● WHAT NEEDS TO BE DONE:
Tally every line in the entries below that holds "created", then give only the total.

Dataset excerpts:

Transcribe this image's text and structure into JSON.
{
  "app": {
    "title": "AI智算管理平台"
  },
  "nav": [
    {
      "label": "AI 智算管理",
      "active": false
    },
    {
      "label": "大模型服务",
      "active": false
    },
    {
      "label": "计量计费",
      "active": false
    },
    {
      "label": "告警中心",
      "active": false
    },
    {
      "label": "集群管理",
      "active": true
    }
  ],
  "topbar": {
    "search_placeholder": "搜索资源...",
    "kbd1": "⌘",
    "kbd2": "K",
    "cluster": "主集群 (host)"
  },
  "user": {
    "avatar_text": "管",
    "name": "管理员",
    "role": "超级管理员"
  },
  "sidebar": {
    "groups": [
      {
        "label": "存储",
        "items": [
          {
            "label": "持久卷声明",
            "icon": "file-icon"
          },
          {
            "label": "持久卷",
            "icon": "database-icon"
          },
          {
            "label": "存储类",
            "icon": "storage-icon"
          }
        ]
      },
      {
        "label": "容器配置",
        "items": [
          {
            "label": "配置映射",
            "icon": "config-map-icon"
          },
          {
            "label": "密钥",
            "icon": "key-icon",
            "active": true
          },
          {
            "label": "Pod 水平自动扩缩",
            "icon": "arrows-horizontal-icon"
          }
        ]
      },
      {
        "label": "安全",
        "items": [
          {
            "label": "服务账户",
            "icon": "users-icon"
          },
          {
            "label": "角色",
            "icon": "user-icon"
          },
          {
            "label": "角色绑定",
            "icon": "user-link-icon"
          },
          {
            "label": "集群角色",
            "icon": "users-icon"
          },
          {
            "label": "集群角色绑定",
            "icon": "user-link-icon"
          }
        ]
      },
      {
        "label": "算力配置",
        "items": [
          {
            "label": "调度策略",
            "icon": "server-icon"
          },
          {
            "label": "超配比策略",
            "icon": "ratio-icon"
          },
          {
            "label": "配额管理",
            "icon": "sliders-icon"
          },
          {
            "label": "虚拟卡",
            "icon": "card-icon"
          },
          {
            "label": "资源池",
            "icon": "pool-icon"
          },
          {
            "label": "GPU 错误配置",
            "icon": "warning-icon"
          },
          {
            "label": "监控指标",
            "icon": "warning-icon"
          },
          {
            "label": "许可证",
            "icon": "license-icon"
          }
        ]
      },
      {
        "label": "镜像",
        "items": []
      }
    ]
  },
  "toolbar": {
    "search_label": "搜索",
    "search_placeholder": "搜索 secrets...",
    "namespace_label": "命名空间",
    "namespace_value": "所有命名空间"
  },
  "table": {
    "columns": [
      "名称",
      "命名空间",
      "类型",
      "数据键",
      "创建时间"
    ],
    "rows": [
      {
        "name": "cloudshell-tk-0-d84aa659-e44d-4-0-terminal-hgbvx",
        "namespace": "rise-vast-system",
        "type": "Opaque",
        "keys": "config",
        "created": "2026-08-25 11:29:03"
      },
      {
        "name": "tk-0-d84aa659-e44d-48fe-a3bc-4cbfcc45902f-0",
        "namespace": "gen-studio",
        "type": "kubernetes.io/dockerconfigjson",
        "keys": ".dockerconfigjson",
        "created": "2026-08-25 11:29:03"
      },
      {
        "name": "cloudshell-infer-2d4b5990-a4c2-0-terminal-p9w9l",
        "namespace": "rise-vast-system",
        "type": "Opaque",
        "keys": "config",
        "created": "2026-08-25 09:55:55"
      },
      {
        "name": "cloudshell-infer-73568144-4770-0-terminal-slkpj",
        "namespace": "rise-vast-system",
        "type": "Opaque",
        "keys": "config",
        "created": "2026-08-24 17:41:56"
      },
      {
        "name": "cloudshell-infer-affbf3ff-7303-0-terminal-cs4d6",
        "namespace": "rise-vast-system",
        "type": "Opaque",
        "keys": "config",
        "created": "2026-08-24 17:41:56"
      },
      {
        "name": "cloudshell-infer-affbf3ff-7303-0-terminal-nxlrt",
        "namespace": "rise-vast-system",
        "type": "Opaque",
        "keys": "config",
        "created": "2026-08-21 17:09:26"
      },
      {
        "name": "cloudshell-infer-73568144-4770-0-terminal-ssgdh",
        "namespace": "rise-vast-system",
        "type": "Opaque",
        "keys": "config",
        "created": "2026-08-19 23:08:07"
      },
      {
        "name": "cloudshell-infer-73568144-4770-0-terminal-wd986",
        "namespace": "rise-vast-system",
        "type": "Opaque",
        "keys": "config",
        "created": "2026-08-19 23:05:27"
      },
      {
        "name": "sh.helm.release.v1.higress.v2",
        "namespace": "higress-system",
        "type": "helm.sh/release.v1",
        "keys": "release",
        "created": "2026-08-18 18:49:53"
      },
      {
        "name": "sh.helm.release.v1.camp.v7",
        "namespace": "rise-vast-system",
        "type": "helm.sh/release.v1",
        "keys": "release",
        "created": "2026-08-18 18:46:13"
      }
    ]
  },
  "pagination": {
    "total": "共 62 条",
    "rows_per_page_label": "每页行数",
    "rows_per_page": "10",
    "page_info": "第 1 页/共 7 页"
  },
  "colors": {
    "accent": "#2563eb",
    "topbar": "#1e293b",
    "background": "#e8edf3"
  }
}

● YOUR SOLUTION:
10